Congratulations--you've won your small claims case. Now, welcome to the hard part. Once a judge has ruled in your favor, you must attempt to collect the judgment from the other party. Remember, that person didn't want to pay you in the first place, so prepare to battle for your money.
Enforce a Judgment From a Small Claims Case
Contact the party that owes you money with a formal letter or notice. As this is your first attempt to enforce the small claims judgment, be polite and offer to work with the person. Don't make threats or harass the debtor.
Visit the Nolo Web site for a step-by-step guide to collecting judgments in the "Rights & Disputes" section (see Resources below). The easy-to-understand articles from Nolo may give you new ideas for collecting the debt.
Arrange for an examination of assets, which forces the other party to disclose his or her income and other assets. This can usually be done through the court.
Consider a settlement for a lesser amount. If the other party cannot afford to pay the entire judgment, he or she may be willing to settle in order to resolve the situation more quickly. This will also cut down on your collection costs.
Begin the Collection of a Judgment
Obtain a Writ of Execution (sometimes called Writ of Attachment or Writ of Garnishment) from the court in order to start the collection process. Simply take the document sent by the court that grants your judgment to the county clerk's office and fill out the proper form for your state.
Head to the sheriff's or marshal's office with your writ and ask for a seizure of assets form. You must know as many details as possible about the assets you wish to be seized. For bank accounts, you only need to know which bank the debtor uses. To garnish wages, you must know his or her employer.

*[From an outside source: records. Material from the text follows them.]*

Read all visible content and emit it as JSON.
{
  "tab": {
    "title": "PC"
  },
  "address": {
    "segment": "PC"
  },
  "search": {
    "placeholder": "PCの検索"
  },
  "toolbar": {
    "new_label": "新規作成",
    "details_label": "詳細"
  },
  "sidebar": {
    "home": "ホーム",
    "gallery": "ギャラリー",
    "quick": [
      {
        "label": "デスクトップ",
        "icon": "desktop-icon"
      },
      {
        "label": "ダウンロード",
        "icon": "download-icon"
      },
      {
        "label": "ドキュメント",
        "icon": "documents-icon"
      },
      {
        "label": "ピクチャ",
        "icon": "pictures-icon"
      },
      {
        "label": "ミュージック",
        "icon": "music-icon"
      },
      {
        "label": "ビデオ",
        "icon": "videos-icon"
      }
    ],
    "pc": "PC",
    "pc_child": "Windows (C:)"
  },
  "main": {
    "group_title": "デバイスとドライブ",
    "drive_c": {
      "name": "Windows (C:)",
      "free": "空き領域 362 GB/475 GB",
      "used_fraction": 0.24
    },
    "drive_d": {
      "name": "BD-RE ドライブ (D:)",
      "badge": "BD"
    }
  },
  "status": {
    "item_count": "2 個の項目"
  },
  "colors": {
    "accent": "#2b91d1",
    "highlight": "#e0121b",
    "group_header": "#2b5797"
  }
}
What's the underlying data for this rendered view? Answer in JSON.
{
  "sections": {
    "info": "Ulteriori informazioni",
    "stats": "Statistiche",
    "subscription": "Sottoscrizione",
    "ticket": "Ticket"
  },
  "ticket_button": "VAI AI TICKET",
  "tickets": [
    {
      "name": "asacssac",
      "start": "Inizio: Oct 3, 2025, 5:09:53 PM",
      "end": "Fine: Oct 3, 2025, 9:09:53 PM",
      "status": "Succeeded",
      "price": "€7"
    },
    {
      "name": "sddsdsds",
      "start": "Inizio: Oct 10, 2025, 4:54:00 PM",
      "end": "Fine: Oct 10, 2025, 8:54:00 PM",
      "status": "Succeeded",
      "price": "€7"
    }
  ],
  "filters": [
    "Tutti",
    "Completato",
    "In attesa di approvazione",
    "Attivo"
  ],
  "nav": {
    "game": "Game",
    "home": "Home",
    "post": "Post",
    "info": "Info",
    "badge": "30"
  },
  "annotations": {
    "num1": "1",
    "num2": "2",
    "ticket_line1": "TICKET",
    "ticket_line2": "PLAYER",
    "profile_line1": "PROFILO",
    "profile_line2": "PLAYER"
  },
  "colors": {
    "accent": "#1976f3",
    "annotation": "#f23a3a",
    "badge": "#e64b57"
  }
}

If your attempts to enforce the judgment have failed, consider hiring a professional debt collector or agency.